Background: The use of insecticide-treated nets (ITNs) is widely recognized as one of the main interventions to prevent malaria. High ITN coverage is needed to reduce transmission. Mass distribution campaigns are the fastest way to rapidly scale up ITN coverage. However, the best strategy to distribute ITNs to ensure household coverage targets are met is still under debate. This paper presents results from 14 post-campaign surveys in five African countries to assess whether the campaign strategy used had any effect on distribution outcome.
Methods: Data from 13,901 households and 14 campaigns from Ghana, Nigeria, Senegal, South Sudan and Uganda, were obtained through representative cross-sectional questionnaire surveys, conducted three to 16 months after ITN distribution. All evaluations used a multi-stage sampling approach and similar methods for data collection. Key outcomes examined were the proportion of households having received a net from the campaign and the proportion of households with one net for every two people.
Results: Household registration rates proved to be the most important determinant of a household receiving any net from the campaign (adjusted odds ratio [OR] 74.8; 95 % confidence interval [CI]: 55.3-101.1) or had enough ITNs for all household members (adjusted OR 19.1; 95 % CI: 55.34-101.05). Factors that positively influenced registration were larger household size (adjusted OR 1.7; 95 % CI: 1.5-2.1) and families with children under five (adjusted OR 1.4; 95 % CI: 1.2-1.6). Urban residence was negatively associated with receipt of a net from the campaign (adjusted OR 0.73; 95 % CI: 0.58-0.92). Registration was equitable in most campaigns except for Uganda and South Sudan, where the poorest wealth quintiles were less likely to have been reached.
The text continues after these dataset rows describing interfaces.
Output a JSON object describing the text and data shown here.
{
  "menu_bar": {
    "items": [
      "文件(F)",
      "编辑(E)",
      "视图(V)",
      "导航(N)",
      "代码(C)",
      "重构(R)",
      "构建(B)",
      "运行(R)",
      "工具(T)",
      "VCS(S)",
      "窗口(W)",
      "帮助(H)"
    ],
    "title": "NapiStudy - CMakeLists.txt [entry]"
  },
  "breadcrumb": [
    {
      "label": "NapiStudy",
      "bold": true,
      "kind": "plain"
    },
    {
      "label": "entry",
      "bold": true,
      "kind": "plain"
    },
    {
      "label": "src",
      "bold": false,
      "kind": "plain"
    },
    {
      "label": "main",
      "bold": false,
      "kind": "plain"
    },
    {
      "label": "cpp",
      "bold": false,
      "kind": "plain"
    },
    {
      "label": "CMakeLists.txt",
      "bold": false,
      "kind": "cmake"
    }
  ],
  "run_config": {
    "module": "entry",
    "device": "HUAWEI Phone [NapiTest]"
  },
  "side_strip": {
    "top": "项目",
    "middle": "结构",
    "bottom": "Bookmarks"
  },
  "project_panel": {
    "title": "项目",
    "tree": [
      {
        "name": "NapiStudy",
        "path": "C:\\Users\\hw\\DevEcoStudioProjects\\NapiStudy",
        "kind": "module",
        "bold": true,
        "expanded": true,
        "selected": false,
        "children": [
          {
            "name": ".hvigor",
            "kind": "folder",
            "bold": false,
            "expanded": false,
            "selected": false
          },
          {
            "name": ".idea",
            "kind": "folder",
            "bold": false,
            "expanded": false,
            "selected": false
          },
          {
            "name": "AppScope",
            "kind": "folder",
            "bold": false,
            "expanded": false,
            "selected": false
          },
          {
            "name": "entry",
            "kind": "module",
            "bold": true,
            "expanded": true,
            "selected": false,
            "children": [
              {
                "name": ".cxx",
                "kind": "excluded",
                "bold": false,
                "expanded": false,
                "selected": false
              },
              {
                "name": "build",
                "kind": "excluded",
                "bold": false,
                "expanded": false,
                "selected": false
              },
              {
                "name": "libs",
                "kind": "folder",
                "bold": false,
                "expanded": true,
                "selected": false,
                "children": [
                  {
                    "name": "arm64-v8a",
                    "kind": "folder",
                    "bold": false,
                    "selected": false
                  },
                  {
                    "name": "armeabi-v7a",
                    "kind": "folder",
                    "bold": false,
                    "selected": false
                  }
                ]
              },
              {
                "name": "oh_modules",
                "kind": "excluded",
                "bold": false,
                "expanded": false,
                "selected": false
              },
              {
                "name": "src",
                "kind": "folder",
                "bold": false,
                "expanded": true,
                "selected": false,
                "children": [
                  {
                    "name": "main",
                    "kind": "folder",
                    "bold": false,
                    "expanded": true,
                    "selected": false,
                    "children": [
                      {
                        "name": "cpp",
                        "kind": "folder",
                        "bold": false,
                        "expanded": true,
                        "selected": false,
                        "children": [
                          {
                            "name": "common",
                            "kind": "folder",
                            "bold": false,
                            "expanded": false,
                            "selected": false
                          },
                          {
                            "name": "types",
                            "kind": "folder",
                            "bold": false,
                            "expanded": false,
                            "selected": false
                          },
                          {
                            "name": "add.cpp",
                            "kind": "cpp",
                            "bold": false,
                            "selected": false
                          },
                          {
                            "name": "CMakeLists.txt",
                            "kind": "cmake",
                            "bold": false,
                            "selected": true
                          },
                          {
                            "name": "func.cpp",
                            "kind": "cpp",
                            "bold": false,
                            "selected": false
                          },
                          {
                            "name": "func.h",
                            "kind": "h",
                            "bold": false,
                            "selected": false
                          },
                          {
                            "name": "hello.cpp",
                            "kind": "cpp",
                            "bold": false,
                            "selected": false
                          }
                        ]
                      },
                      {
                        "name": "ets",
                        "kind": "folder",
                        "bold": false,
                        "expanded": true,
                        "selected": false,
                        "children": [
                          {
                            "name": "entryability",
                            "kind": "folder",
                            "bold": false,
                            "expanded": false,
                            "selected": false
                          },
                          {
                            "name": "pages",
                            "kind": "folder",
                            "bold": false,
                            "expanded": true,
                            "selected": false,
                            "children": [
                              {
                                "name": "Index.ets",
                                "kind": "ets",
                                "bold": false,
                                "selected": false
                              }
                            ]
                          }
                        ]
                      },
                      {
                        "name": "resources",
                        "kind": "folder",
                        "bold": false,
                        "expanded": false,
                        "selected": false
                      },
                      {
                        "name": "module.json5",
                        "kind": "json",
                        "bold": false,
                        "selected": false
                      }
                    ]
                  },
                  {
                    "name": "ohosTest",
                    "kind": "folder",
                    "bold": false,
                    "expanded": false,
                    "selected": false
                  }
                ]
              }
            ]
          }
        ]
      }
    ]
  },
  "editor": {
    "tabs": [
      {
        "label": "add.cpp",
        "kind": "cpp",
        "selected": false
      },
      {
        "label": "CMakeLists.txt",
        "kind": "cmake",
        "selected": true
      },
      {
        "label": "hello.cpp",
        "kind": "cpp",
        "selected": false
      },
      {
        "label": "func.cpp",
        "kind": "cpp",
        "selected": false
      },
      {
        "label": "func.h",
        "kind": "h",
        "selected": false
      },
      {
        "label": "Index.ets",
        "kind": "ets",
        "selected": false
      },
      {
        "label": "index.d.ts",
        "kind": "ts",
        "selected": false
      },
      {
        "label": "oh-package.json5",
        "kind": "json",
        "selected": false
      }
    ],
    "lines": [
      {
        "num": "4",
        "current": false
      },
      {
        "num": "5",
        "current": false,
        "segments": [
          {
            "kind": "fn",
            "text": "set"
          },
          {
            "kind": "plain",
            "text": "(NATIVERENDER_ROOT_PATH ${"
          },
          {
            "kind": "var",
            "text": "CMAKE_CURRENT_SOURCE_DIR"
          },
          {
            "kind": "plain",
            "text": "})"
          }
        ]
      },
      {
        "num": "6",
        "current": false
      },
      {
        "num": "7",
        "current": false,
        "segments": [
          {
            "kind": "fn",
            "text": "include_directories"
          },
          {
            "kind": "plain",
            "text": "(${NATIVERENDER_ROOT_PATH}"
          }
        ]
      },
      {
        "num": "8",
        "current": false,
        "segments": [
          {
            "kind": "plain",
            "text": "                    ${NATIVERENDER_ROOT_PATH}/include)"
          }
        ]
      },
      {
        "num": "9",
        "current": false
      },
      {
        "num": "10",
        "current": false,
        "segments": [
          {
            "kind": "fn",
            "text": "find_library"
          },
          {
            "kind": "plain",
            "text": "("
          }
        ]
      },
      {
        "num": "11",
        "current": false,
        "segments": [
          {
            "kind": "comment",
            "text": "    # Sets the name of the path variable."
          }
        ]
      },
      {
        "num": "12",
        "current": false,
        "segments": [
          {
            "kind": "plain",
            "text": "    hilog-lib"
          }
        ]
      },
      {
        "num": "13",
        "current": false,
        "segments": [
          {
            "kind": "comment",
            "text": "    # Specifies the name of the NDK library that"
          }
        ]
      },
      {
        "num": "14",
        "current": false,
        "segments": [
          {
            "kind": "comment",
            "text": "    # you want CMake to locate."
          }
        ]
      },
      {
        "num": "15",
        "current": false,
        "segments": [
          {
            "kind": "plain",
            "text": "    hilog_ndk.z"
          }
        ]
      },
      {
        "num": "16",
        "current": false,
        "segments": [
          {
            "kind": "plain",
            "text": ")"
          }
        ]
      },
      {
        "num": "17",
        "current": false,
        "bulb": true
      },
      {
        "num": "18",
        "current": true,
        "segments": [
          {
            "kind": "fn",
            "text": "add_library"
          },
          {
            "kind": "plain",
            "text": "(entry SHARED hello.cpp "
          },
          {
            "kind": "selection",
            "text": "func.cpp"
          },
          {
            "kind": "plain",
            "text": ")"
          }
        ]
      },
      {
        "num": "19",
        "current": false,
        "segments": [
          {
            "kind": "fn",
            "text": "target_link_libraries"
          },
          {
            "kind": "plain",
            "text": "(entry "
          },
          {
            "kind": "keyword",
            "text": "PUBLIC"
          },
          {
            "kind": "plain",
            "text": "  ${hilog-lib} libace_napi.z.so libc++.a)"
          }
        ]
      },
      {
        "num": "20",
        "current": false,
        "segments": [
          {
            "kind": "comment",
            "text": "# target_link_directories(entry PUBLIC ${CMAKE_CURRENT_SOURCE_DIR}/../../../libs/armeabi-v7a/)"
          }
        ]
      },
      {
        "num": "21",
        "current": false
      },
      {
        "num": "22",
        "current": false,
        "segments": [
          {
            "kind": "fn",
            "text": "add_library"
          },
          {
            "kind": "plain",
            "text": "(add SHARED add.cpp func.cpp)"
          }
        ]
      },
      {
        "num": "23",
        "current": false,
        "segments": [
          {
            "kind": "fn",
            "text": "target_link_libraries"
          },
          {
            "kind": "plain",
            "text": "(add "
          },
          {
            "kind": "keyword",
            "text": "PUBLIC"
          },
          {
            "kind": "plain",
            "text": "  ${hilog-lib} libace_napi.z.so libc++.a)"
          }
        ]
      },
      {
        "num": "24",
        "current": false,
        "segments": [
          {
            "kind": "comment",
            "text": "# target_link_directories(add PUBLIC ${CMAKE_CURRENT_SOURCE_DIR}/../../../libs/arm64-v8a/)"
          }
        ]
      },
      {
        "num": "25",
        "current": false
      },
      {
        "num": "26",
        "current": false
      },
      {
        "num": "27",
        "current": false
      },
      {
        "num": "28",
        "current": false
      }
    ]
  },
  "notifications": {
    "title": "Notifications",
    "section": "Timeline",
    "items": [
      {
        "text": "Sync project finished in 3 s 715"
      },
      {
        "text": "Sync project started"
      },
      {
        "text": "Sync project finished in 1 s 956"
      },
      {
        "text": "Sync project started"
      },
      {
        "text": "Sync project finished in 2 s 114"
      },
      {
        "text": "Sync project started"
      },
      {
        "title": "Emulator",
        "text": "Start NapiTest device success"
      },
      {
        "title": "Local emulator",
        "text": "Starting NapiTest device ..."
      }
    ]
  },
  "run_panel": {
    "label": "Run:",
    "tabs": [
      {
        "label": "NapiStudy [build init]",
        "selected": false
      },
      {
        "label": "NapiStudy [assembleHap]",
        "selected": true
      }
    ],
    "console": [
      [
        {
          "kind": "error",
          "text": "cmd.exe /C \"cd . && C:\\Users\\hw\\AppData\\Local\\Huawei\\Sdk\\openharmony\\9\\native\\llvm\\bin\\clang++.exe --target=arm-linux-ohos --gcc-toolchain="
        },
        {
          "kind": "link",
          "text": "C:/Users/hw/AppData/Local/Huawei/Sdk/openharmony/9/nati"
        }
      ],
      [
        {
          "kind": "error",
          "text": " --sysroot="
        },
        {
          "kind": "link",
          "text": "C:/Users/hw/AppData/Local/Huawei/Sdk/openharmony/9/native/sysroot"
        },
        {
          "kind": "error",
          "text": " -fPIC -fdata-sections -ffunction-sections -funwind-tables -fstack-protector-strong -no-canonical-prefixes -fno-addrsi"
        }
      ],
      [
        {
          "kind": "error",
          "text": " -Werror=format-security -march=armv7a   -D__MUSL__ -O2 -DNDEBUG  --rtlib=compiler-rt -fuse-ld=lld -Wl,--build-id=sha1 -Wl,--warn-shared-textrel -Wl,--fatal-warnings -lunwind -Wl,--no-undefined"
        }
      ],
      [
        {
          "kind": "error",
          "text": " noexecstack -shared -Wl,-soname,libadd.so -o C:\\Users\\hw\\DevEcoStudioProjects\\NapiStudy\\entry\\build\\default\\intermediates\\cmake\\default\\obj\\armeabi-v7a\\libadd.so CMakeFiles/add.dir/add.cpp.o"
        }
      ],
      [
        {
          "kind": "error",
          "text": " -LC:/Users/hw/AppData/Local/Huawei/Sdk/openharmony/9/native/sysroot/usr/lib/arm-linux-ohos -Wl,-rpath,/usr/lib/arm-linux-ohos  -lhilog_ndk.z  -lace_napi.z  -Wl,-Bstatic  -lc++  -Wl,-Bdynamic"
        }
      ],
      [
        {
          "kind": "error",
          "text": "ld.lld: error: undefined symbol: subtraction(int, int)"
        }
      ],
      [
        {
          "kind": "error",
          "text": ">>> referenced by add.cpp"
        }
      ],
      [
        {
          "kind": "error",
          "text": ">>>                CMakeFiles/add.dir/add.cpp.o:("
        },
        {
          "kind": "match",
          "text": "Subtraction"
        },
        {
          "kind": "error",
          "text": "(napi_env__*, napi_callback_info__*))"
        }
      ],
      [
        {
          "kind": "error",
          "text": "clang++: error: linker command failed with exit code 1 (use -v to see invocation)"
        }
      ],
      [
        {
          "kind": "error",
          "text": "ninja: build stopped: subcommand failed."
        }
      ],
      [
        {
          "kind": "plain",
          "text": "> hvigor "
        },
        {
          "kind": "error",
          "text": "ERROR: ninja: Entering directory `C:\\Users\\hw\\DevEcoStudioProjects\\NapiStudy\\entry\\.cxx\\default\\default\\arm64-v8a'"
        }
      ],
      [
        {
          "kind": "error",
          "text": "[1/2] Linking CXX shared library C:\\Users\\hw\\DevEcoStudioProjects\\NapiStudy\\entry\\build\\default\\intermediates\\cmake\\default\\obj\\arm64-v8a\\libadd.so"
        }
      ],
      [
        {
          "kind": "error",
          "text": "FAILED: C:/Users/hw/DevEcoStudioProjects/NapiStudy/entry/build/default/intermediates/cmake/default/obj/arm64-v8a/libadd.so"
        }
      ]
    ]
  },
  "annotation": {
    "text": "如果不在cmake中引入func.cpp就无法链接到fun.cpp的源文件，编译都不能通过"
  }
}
After adjusting for other factors, delivery strategy (house-to-house vs. fixed point) and distribution approach (integrated versus stand-alone) did not show a systematic impact on registration or owning any ITN. Campaigns that used a universal coverage allocation strategy were more effective in increasing the proportion of households with enough ITNs than campaigns that used a fixed number of ITNs. Registering based on counting usual sleeping spaces resulted in higher levels of households with one net per two people among those receiving any campaign net (adjusted OR 1.6; 95 % CI: 1.07-2.48) than campaigns that registered based on the number of household members.
Conclusion: All of the campaigns, irrespective of strategy, successfully increased ownership of at least one ITN. Delivery method and distribution approach were not associated with receipt of at least one ITN from the campaign. Rather, the key determining factor for receipt of at least one ITN from the campaign was a successful registration process, which depends on the ability of community volunteers to reach households during the exercise. Universal coverage campaigns, especially those that used a sleeping space allocation strategy, were more effective in increasing the proportion of households with enough ITNs. Maximizing registration completeness and using a universal coverage allocation strategy are therefore likely to improve campaign outcomes.